Everyone is different, there is no one size fits all, there may be some who, with a call on a Friday, will be back to a 40 hour week by Monday. There will be others who might need a week to digest the thought of going back to work and need lots of reassurance. Work with your employees, set out a plan, induct them back into the workplace, greet them on their first day back, stay with them, make sure they are OK.
Some businesses introduced new systems during this time, they innovated, the furloughed staff would not have been part of that, the changes would have seemed small at the time, but 20 small changes will be an enormous task to learn when you are back from furlough. Be careful with your language, terms like 'hit the ground running' 'there is so much to be done' 'this place is going to get crazy busy' will invoke anxiety - instead use phrases such as 'we've had a few enquiries since you've been off, we can work through those together when you're back'.
Introduce a traffic light system for your staff - how do they feel, if they are really nervous then encourage them to let everyone know, that way people will know to keep their distance, find a non-verbal cue, badges sounds a bit primary school, but this could work in practice. Review your COVID-19 Risk Assessment, do this regularly, live and breathe what it says, if you need your staff to do lateral flow tests, then make it happen. Mental health was high on any agenda before corona, now it is even more imperative to safeguard your workforce, if you look after them now you will reap dividends in the future. Listen to your people, gain their trust and DO NOT break it, remember, we are all in this together.

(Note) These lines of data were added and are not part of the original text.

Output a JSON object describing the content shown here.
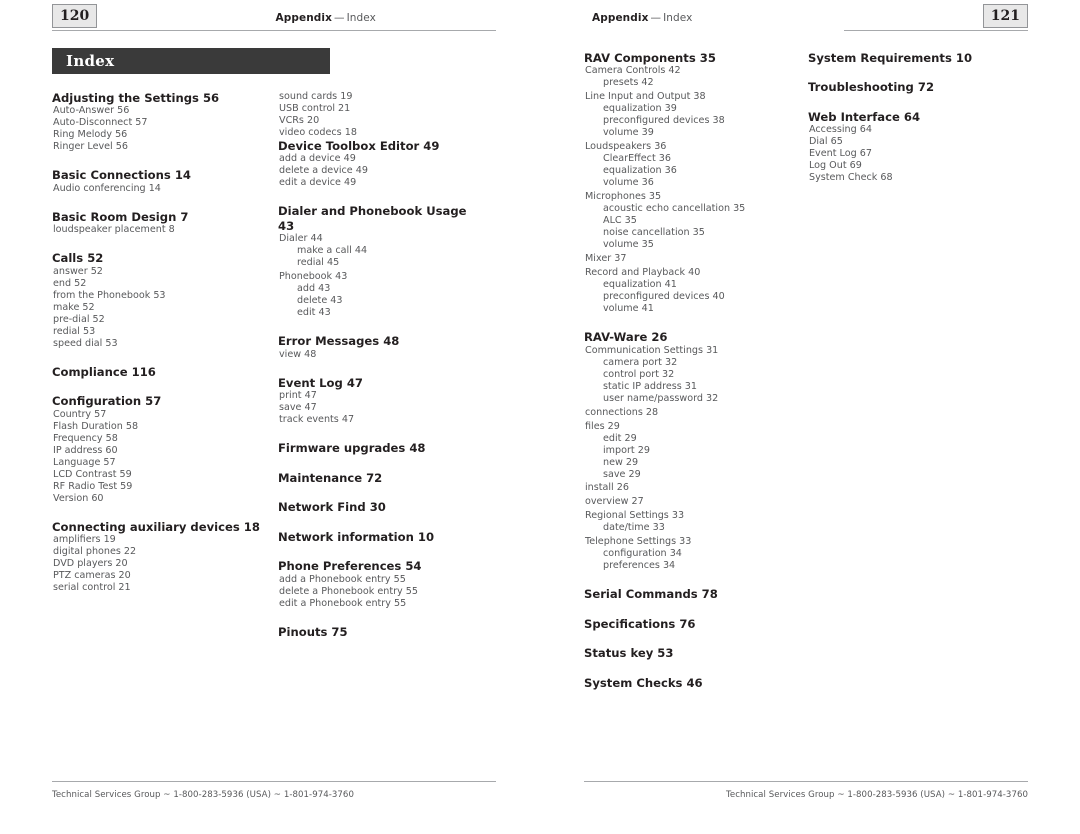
{
  "document": {
    "type": "index",
    "banner_title": "Index",
    "footer_text": "Technical Services Group ~ 1-800-283-5936 (USA) ~ 1-801-974-3760"
  },
  "left_page": {
    "folio": "120",
    "runhead_bold": "Appendix",
    "runhead_dash": "—",
    "runhead_light": "Index",
    "column1": [
      {
        "level": "h",
        "text": "Adjusting the Settings 56",
        "gap_before": "none"
      },
      {
        "level": "1",
        "text": "Auto-Answer 56",
        "gap_before": "none"
      },
      {
        "level": "1",
        "text": "Auto-Disconnect 57",
        "gap_before": "none"
      },
      {
        "level": "1",
        "text": "Ring Melody 56",
        "gap_before": "none"
      },
      {
        "level": "1",
        "text": "Ringer Level 56",
        "gap_before": "none"
      },
      {
        "level": "h",
        "text": "Basic Connections 14",
        "gap_before": "head"
      },
      {
        "level": "1",
        "text": "Audio conferencing 14",
        "gap_before": "none"
      },
      {
        "level": "h",
        "text": "Basic Room Design  7",
        "gap_before": "head"
      },
      {
        "level": "1",
        "text": "loudspeaker placement 8",
        "gap_before": "none"
      },
      {
        "level": "h",
        "text": "Calls 52",
        "gap_before": "head"
      },
      {
        "level": "1",
        "text": "answer 52",
        "gap_before": "none"
      },
      {
        "level": "1",
        "text": "end 52",
        "gap_before": "none"
      },
      {
        "level": "1",
        "text": "from the Phonebook 53",
        "gap_before": "none"
      },
      {
        "level": "1",
        "text": "make 52",
        "gap_before": "none"
      },
      {
        "level": "1",
        "text": "pre-dial 52",
        "gap_before": "none"
      },
      {
        "level": "1",
        "text": "redial 53",
        "gap_before": "none"
      },
      {
        "level": "1",
        "text": "speed dial 53",
        "gap_before": "none"
      },
      {
        "level": "h",
        "text": "Compliance 116",
        "gap_before": "head"
      },
      {
        "level": "h",
        "text": "Configuration 57",
        "gap_before": "head"
      },
      {
        "level": "1",
        "text": "Country 57",
        "gap_before": "none"
      },
      {
        "level": "1",
        "text": "Flash Duration 58",
        "gap_before": "none"
      },
      {
        "level": "1",
        "text": "Frequency 58",
        "gap_before": "none"
      },
      {
        "level": "1",
        "text": "IP address 60",
        "gap_before": "none"
      },
      {
        "level": "1",
        "text": "Language 57",
        "gap_before": "none"
      },
      {
        "level": "1",
        "text": "LCD Contrast 59",
        "gap_before": "none"
      },
      {
        "level": "1",
        "text": "RF Radio Test 59",
        "gap_before": "none"
      },
      {
        "level": "1",
        "text": "Version 60",
        "gap_before": "none"
      },
      {
        "level": "h",
        "text": "Connecting auxiliary devices 18",
        "gap_before": "head"
      },
      {
        "level": "1",
        "text": "amplifiers 19",
        "gap_before": "none"
      },
      {
        "level": "1",
        "text": "digital phones 22",
        "gap_before": "none"
      },
      {
        "level": "1",
        "text": "DVD players 20",
        "gap_before": "none"
      },
      {
        "level": "1",
        "text": "PTZ cameras 20",
        "gap_before": "none"
      },
      {
        "level": "1",
        "text": "serial control 21",
        "gap_before": "none"
      }
    ],
    "column2": [
      {
        "level": "1",
        "text": "sound cards 19",
        "gap_before": "none"
      },
      {
        "level": "1",
        "text": "USB control 21",
        "gap_before": "none"
      },
      {
        "level": "1",
        "text": "VCRs 20",
        "gap_before": "none"
      },
      {
        "level": "1",
        "text": "video codecs 18",
        "gap_before": "none"
      },
      {
        "level": "h",
        "text": "Device Toolbox Editor 49",
        "gap_before": "none"
      },
      {
        "level": "1",
        "text": "add a device 49",
        "gap_before": "none"
      },
      {
        "level": "1",
        "text": "delete a device 49",
        "gap_before": "none"
      },
      {
        "level": "1",
        "text": "edit a device 49",
        "gap_before": "none"
      },
      {
        "level": "h",
        "text": "Dialer and Phonebook Usage 43",
        "gap_before": "head"
      },
      {
        "level": "1",
        "text": "Dialer 44",
        "gap_before": "none"
      },
      {
        "level": "2",
        "text": "make a call 44",
        "gap_before": "none"
      },
      {
        "level": "2",
        "text": "redial 45",
        "gap_before": "none"
      },
      {
        "level": "1",
        "text": "Phonebook 43",
        "gap_before": "entry"
      },
      {
        "level": "2",
        "text": "add 43",
        "gap_before": "none"
      },
      {
        "level": "2",
        "text": "delete 43",
        "gap_before": "none"
      },
      {
        "level": "2",
        "text": "edit 43",
        "gap_before": "none"
      },
      {
        "level": "h",
        "text": "Error Messages 48",
        "gap_before": "head"
      },
      {
        "level": "1",
        "text": "view 48",
        "gap_before": "none"
      },
      {
        "level": "h",
        "text": "Event Log 47",
        "gap_before": "head"
      },
      {
        "level": "1",
        "text": "print 47",
        "gap_before": "none"
      },
      {
        "level": "1",
        "text": "save 47",
        "gap_before": "none"
      },
      {
        "level": "1",
        "text": "track events 47",
        "gap_before": "none"
      },
      {
        "level": "h",
        "text": "Firmware upgrades 48",
        "gap_before": "head"
      },
      {
        "level": "h",
        "text": "Maintenance 72",
        "gap_before": "head"
      },
      {
        "level": "h",
        "text": "Network Find 30",
        "gap_before": "head"
      },
      {
        "level": "h",
        "text": "Network information 10",
        "gap_before": "head"
      },
      {
        "level": "h",
        "text": "Phone Preferences 54",
        "gap_before": "head"
      },
      {
        "level": "1",
        "text": "add a Phonebook entry 55",
        "gap_before": "none"
      },
      {
        "level": "1",
        "text": "delete a Phonebook entry 55",
        "gap_before": "none"
      },
      {
        "level": "1",
        "text": "edit a Phonebook entry 55",
        "gap_before": "none"
      },
      {
        "level": "h",
        "text": "Pinouts 75",
        "gap_before": "head"
      }
    ]
  },
  "right_page": {
    "folio": "121",
    "runhead_bold": "Appendix",
    "runhead_dash": "—",
    "runhead_light": "Index",
    "column1": [
      {
        "level": "h",
        "text": "RAV Components 35",
        "gap_before": "none"
      },
      {
        "level": "1",
        "text": "Camera Controls 42",
        "gap_before": "none"
      },
      {
        "level": "2",
        "text": "presets 42",
        "gap_before": "none"
      },
      {
        "level": "1",
        "text": "Line Input and Output 38",
        "gap_before": "entry"
      },
      {
        "level": "2",
        "text": "equalization 39",
        "gap_before": "none"
      },
      {
        "level": "2",
        "text": "preconfigured devices 38",
        "gap_before": "none"
      },
      {
        "level": "2",
        "text": "volume 39",
        "gap_before": "none"
      },
      {
        "level": "1",
        "text": "Loudspeakers 36",
        "gap_before": "entry"
      },
      {
        "level": "2",
        "text": "ClearEffect 36",
        "gap_before": "none"
      },
      {
        "level": "2",
        "text": "equalization 36",
        "gap_before": "none"
      },
      {
        "level": "2",
        "text": "volume 36",
        "gap_before": "none"
      },
      {
        "level": "1",
        "text": "Microphones 35",
        "gap_before": "entry"
      },
      {
        "level": "2",
        "text": "acoustic echo cancellation 35",
        "gap_before": "none"
      },
      {
        "level": "2",
        "text": "ALC 35",
        "gap_before": "none"
      },
      {
        "level": "2",
        "text": "noise cancellation 35",
        "gap_before": "none"
      },
      {
        "level": "2",
        "text": "volume 35",
        "gap_before": "none"
      },
      {
        "level": "1",
        "text": "Mixer 37",
        "gap_before": "entry"
      },
      {
        "level": "1",
        "text": "Record and Playback 40",
        "gap_before": "entry"
      },
      {
        "level": "2",
        "text": "equalization 41",
        "gap_before": "none"
      },
      {
        "level": "2",
        "text": "preconfigured devices 40",
        "gap_before": "none"
      },
      {
        "level": "2",
        "text": "volume 41",
        "gap_before": "none"
      },
      {
        "level": "h",
        "text": "RAV-Ware 26",
        "gap_before": "head"
      },
      {
        "level": "1",
        "text": "Communication Settings 31",
        "gap_before": "none"
      },
      {
        "level": "2",
        "text": "camera port 32",
        "gap_before": "none"
      },
      {
        "level": "2",
        "text": "control port 32",
        "gap_before": "none"
      },
      {
        "level": "2",
        "text": "static IP address 31",
        "gap_before": "none"
      },
      {
        "level": "2",
        "text": "user name/password 32",
        "gap_before": "none"
      },
      {
        "level": "1",
        "text": "connections 28",
        "gap_before": "entry"
      },
      {
        "level": "1",
        "text": "files 29",
        "gap_before": "entry"
      },
      {
        "level": "2",
        "text": "edit 29",
        "gap_before": "none"
      },
      {
        "level": "2",
        "text": "import 29",
        "gap_before": "none"
      },
      {
        "level": "2",
        "text": "new 29",
        "gap_before": "none"
      },
      {
        "level": "2",
        "text": "save 29",
        "gap_before": "none"
      },
      {
        "level": "1",
        "text": "install 26",
        "gap_before": "entry"
      },
      {
        "level": "1",
        "text": "overview 27",
        "gap_before": "entry"
      },
      {
        "level": "1",
        "text": "Regional Settings 33",
        "gap_before": "entry"
      },
      {
        "level": "2",
        "text": "date/time 33",
        "gap_before": "none"
      },
      {
        "level": "1",
        "text": "Telephone Settings 33",
        "gap_before": "entry"
      },
      {
        "level": "2",
        "text": "configuration 34",
        "gap_before": "none"
      },
      {
        "level": "2",
        "text": "preferences 34",
        "gap_before": "none"
      },
      {
        "level": "h",
        "text": "Serial Commands 78",
        "gap_before": "head"
      },
      {
        "level": "h",
        "text": "Specifications 76",
        "gap_before": "head"
      },
      {
        "level": "h",
        "text": "Status key 53",
        "gap_before": "head"
      },
      {
        "level": "h",
        "text": "System Checks 46",
        "gap_before": "head"
      }
    ],
    "column2": [
      {
        "level": "h",
        "text": "System Requirements 10",
        "gap_before": "none"
      },
      {
        "level": "h",
        "text": "Troubleshooting 72",
        "gap_before": "head"
      },
      {
        "level": "h",
        "text": "Web Interface 64",
        "gap_before": "head"
      },
      {
        "level": "1",
        "text": "Accessing 64",
        "gap_before": "none"
      },
      {
        "level": "1",
        "text": "Dial 65",
        "gap_before": "none"
      },
      {
        "level": "1",
        "text": "Event Log 67",
        "gap_before": "none"
      },
      {
        "level": "1",
        "text": "Log Out 69",
        "gap_before": "none"
      },
      {
        "level": "1",
        "text": "System Check 68",
        "gap_before": "none"
      }
    ]
  }
}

Below are some useful links to Government guidance, ACAS and mental health charities. if you are still struggling with this, then give us a call here at Create Balance, we are more than a Chartered Accountancy firm, our intention is to be a true business partner covering a myriad of issues.